Already confronted with the impact of a global economic slowdown, Brazilian President Dilma Rousseff's government is now having to cope with its first major wave of public sector strikes.
"It is virtually a general strike of the Brazilian public sector," the Confederation of Federal Public Sector Workers (Condsef) said Monday, pointing out that 350,000 of the 500,000 federal employees have now joined the work stoppage over higher pay and a career plan.
But government officials say only 80,000 are involved.
The strike, which was first launched by university professors in May, has now spread to other sectors and is beginning to wreak havoc.
The work stoppage by federal police officers triggered long lines at airports and roadways last week, and exporters are railing against losses caused by striking health inspectors.
Now justice employees are also on strike.
Running counter to the leftist tradition of her Workers Party, Rousseff has refused to bow to the strikers' demands. She has even ordered that the striking federal employees be replaced by state workers if necessary.
"Dilma Rousseff has hardened the positions.
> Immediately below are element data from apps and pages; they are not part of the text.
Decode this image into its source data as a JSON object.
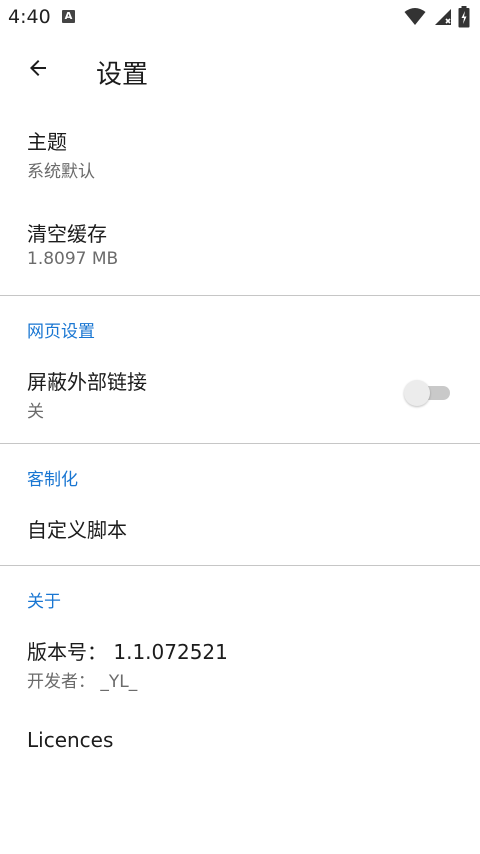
{
  "status_bar": {
    "time": "4:40",
    "notification_glyph": "A"
  },
  "app_bar": {
    "title": "设置"
  },
  "items": {
    "theme": {
      "title": "主题",
      "subtitle": "系统默认"
    },
    "clear_cache": {
      "title": "清空缓存",
      "subtitle": "1.8097 MB"
    },
    "block_links": {
      "title": "屏蔽外部链接",
      "subtitle": "关",
      "enabled": false
    },
    "custom_script": {
      "title": "自定义脚本"
    },
    "version": {
      "title": "版本号： 1.1.072521",
      "subtitle": "开发者： _YL_"
    },
    "licences": {
      "title": "Licences"
    }
  },
  "sections": {
    "web": "网页设置",
    "custom": "客制化",
    "about": "关于"
  },
  "icons": {
    "back": "arrow-back-icon",
    "wifi": "wifi-icon",
    "signal": "signal-icon",
    "battery": "battery-icon"
  },
  "colors": {
    "accent": "#1976d2",
    "divider": "#c6c6c6",
    "switch_off_track": "#c9c9c9",
    "switch_off_thumb": "#ececec"
  }
}
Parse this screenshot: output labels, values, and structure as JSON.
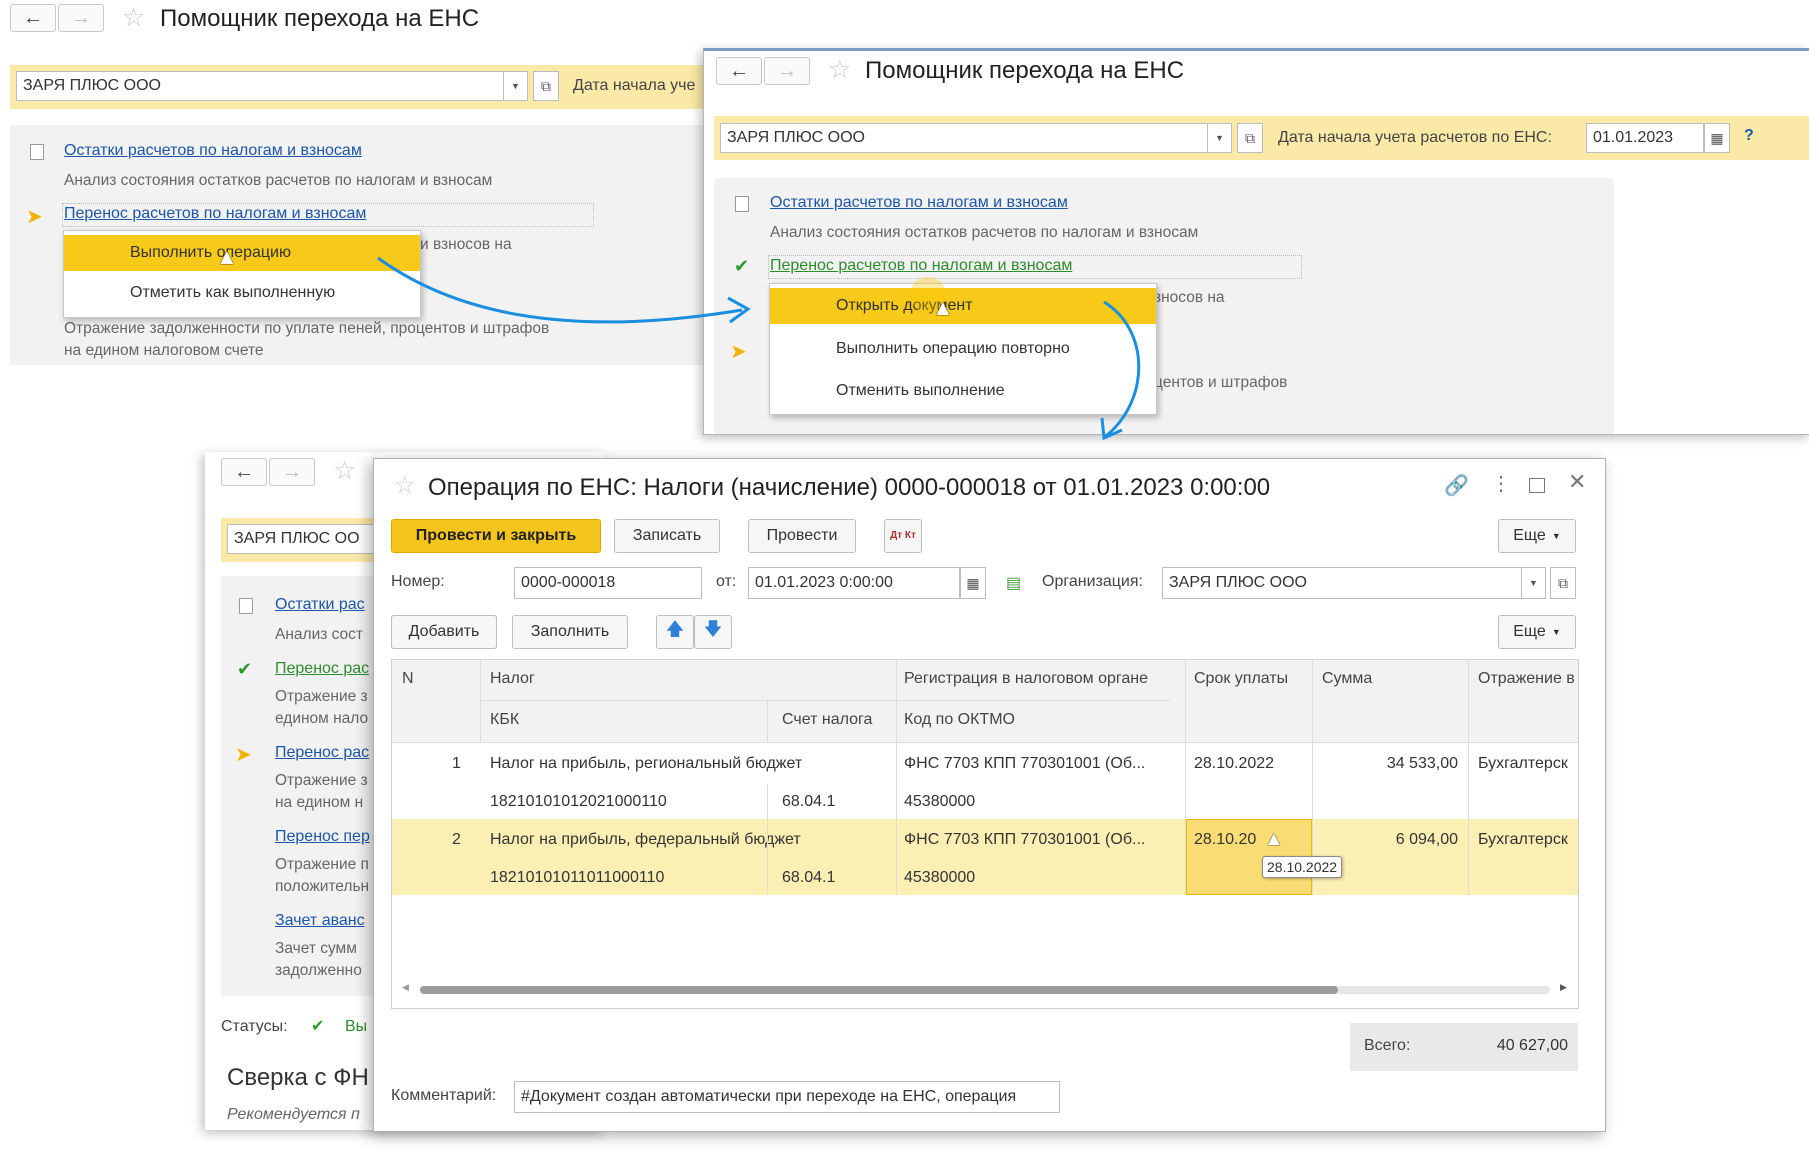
{
  "window1": {
    "title": "Помощник перехода на ЕНС",
    "org": "ЗАРЯ ПЛЮС ООО",
    "date_label": "Дата начала уче",
    "steps": [
      {
        "link": "Остатки расчетов по налогам и взносам",
        "desc": "Анализ состояния остатков расчетов по налогам и взносам"
      },
      {
        "link": "Перенос расчетов по налогам и взносам",
        "desc": "и взносов на",
        "desc2": "Отражение задолженности по уплате пеней, процентов и штрафов",
        "desc3": "на едином налоговом счете"
      }
    ],
    "menu": [
      "Выполнить операцию",
      "Отметить как выполненную"
    ]
  },
  "window2": {
    "title": "Помощник перехода на ЕНС",
    "org": "ЗАРЯ ПЛЮС ООО",
    "date_label": "Дата начала учета расчетов по ЕНС:",
    "date_value": "01.01.2023",
    "help": "?",
    "steps": [
      {
        "link": "Остатки расчетов по налогам и взносам",
        "desc": "Анализ состояния остатков расчетов по налогам и взносам"
      },
      {
        "link": "Перенос расчетов по налогам и взносам",
        "desc": "зносов на",
        "desc2": "центов и штрафов"
      }
    ],
    "menu": [
      "Открыть документ",
      "Выполнить операцию повторно",
      "Отменить выполнение"
    ]
  },
  "window3": {
    "org": "ЗАРЯ ПЛЮС ОО",
    "steps": [
      {
        "link": "Остатки рас",
        "desc": "Анализ сост"
      },
      {
        "link": "Перенос рас",
        "desc": "Отражение з",
        "desc2": "едином нало"
      },
      {
        "link": "Перенос рас",
        "desc": "Отражение з",
        "desc2": "на едином н"
      },
      {
        "link": "Перенос пер",
        "desc": "Отражение п",
        "desc2": "положительн"
      },
      {
        "link": "Зачет аванс",
        "desc": "Зачет сумм",
        "desc2": "задолженно"
      }
    ],
    "status_label": "Статусы:",
    "status_value": "Вы",
    "section_title": "Сверка с ФН",
    "section_sub": "Рекомендуется п"
  },
  "doc": {
    "title": "Операция по ЕНС: Налоги (начисление) 0000-000018 от 01.01.2023 0:00:00",
    "toolbar": {
      "post_close": "Провести и закрыть",
      "save": "Записать",
      "post": "Провести",
      "dtkt": "Дт Кт",
      "more": "Еще"
    },
    "number_label": "Номер:",
    "number_value": "0000-000018",
    "from_label": "от:",
    "date_value": "01.01.2023  0:00:00",
    "org_label": "Организация:",
    "org_value": "ЗАРЯ ПЛЮС ООО",
    "table_toolbar": {
      "add": "Добавить",
      "fill": "Заполнить",
      "more": "Еще"
    },
    "columns": {
      "n": "N",
      "tax": "Налог",
      "kbk": "КБК",
      "account": "Счет налога",
      "registration": "Регистрация в налоговом органе",
      "oktmo": "Код по ОКТМО",
      "due": "Срок уплаты",
      "sum": "Сумма",
      "reflection": "Отражение в"
    },
    "rows": [
      {
        "n": "1",
        "tax": "Налог на прибыль, региональный бюджет",
        "kbk": "18210101012021000110",
        "account": "68.04.1",
        "registration": "ФНС 7703 КПП 770301001 (Об...",
        "oktmo": "45380000",
        "due": "28.10.2022",
        "sum": "34 533,00",
        "reflection": "Бухгалтерск"
      },
      {
        "n": "2",
        "tax": "Налог на прибыль, федеральный бюджет",
        "kbk": "18210101011011000110",
        "account": "68.04.1",
        "registration": "ФНС 7703 КПП 770301001 (Об...",
        "oktmo": "45380000",
        "due": "28.10.20",
        "sum": "6 094,00",
        "reflection": "Бухгалтерск"
      }
    ],
    "tooltip": "28.10.2022",
    "total_label": "Всего:",
    "total_value": "40 627,00",
    "comment_label": "Комментарий:",
    "comment_value": "#Документ создан автоматически при переходе на ЕНС, операция"
  },
  "colors": {
    "accent_yellow": "#f7c918",
    "link_blue": "#1d55a8",
    "arrow_blue": "#1a8fe0",
    "row_selected": "#fcefb4"
  }
}
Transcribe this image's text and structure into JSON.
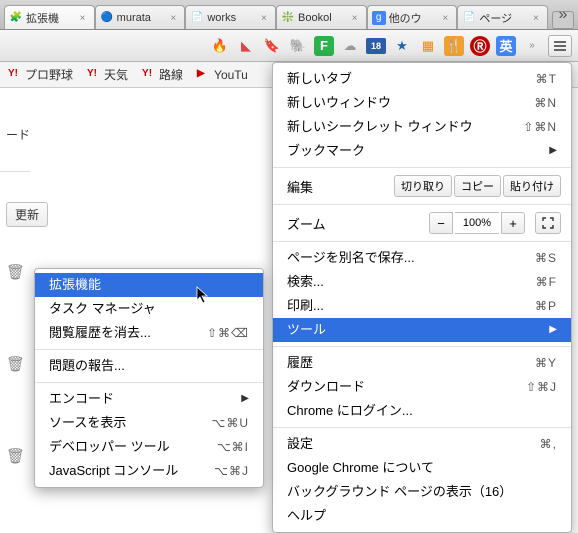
{
  "tabs": [
    {
      "favicon": "🧩",
      "title": "拡張機",
      "active": true
    },
    {
      "favicon": "🔵",
      "title": "murata",
      "active": false
    },
    {
      "favicon": "📄",
      "title": "works",
      "active": false
    },
    {
      "favicon": "❇️",
      "title": "Bookol",
      "active": false
    },
    {
      "favicon": "g",
      "title": "他のウ",
      "active": false
    },
    {
      "favicon": "📄",
      "title": "ページ",
      "active": false
    }
  ],
  "window_ctrl": "»",
  "toolbar_icons": [
    {
      "name": "flame-icon",
      "glyph": "🔥"
    },
    {
      "name": "pocket-icon",
      "glyph": "◣"
    },
    {
      "name": "bookmark-icon",
      "glyph": "🔖"
    },
    {
      "name": "evernote-icon",
      "glyph": "🐘"
    },
    {
      "name": "feedly-icon",
      "glyph": "F"
    },
    {
      "name": "cloud-icon",
      "glyph": "☁"
    },
    {
      "name": "calendar-icon",
      "glyph": "18",
      "is_date": true
    },
    {
      "name": "bookmark2-icon",
      "glyph": "★"
    },
    {
      "name": "orange-icon",
      "glyph": "▦"
    },
    {
      "name": "tabelog-icon",
      "glyph": "🍴"
    },
    {
      "name": "rakuten-icon",
      "glyph": "Ⓡ"
    },
    {
      "name": "translate-icon",
      "glyph": "英"
    }
  ],
  "bookmarks": [
    {
      "icon": "Y!",
      "label": "プロ野球"
    },
    {
      "icon": "Y!",
      "label": "天気"
    },
    {
      "icon": "Y!",
      "label": "路線"
    },
    {
      "icon": "▶",
      "label": "YouTu"
    }
  ],
  "page_fragments": {
    "row1": "ード",
    "update_btn": "更新"
  },
  "menu": {
    "new_tab": {
      "label": "新しいタブ",
      "shortcut": "⌘T"
    },
    "new_window": {
      "label": "新しいウィンドウ",
      "shortcut": "⌘N"
    },
    "new_incognito": {
      "label": "新しいシークレット ウィンドウ",
      "shortcut": "⇧⌘N"
    },
    "bookmarks": {
      "label": "ブックマーク"
    },
    "edit": {
      "label": "編集",
      "cut": "切り取り",
      "copy": "コピー",
      "paste": "貼り付け"
    },
    "zoom": {
      "label": "ズーム",
      "value": "100%"
    },
    "save_as": {
      "label": "ページを別名で保存...",
      "shortcut": "⌘S"
    },
    "find": {
      "label": "検索...",
      "shortcut": "⌘F"
    },
    "print": {
      "label": "印刷...",
      "shortcut": "⌘P"
    },
    "tools": {
      "label": "ツール"
    },
    "history": {
      "label": "履歴",
      "shortcut": "⌘Y"
    },
    "downloads": {
      "label": "ダウンロード",
      "shortcut": "⇧⌘J"
    },
    "signin": {
      "label": "Chrome にログイン..."
    },
    "settings": {
      "label": "設定",
      "shortcut": "⌘,"
    },
    "about": {
      "label": "Google Chrome について"
    },
    "bg_pages": {
      "label": "バックグラウンド ページの表示（16）"
    },
    "help": {
      "label": "ヘルプ"
    }
  },
  "submenu": {
    "extensions": {
      "label": "拡張機能"
    },
    "task_manager": {
      "label": "タスク マネージャ"
    },
    "clear_browsing": {
      "label": "閲覧履歴を消去...",
      "shortcut": "⇧⌘⌫"
    },
    "report": {
      "label": "問題の報告..."
    },
    "encoding": {
      "label": "エンコード"
    },
    "view_source": {
      "label": "ソースを表示",
      "shortcut": "⌥⌘U"
    },
    "dev_tools": {
      "label": "デベロッパー ツール",
      "shortcut": "⌥⌘I"
    },
    "js_console": {
      "label": "JavaScript コンソール",
      "shortcut": "⌥⌘J"
    }
  }
}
Clearly this is not a government willing to negotiate, contrary to (former president Luiz Inacio) Lula (da Silva), her predecessor and political mentor who was a born negotiator," said Sadi Dal Rosso, a striking labor sociology professor at Brasilia University.
Over the past decades, Brazil has pulled millions of people out of poverty and into the middle class.
But now, with inflation reaching more than five percent and GDP growth that could be less than two percent this year, authorities are faced with the limits of this expansion and prefer to use public spending for productive investment, infrastructure work and assistance to industry and consumers.
The government has its hands tied, caught in a "trap" of salary disparity in the public sector, said Rosso.
He cites as an example starting salaries of more than $6,700 or $7,400 for tax auditors or Central Bank employees.
"A university professor starts earning less than $2,500 and his students $7,500," Rosso noted.
The highest salaries have come under fire from critics.
The economic daily Valor wrote Monday that "the constant readjustments meant that the main public sector categories got starting salaries incompatible with the national reality."
Condsef maintains that more than 80 percent of public sector employees earn low and inadequate salaries.
On Tuesday, the government will meet with the strikers.
The country's main labor federations issued a statement Sunday in support of the strikers and slammed the government for its "authoritarian" stance in the negotiations.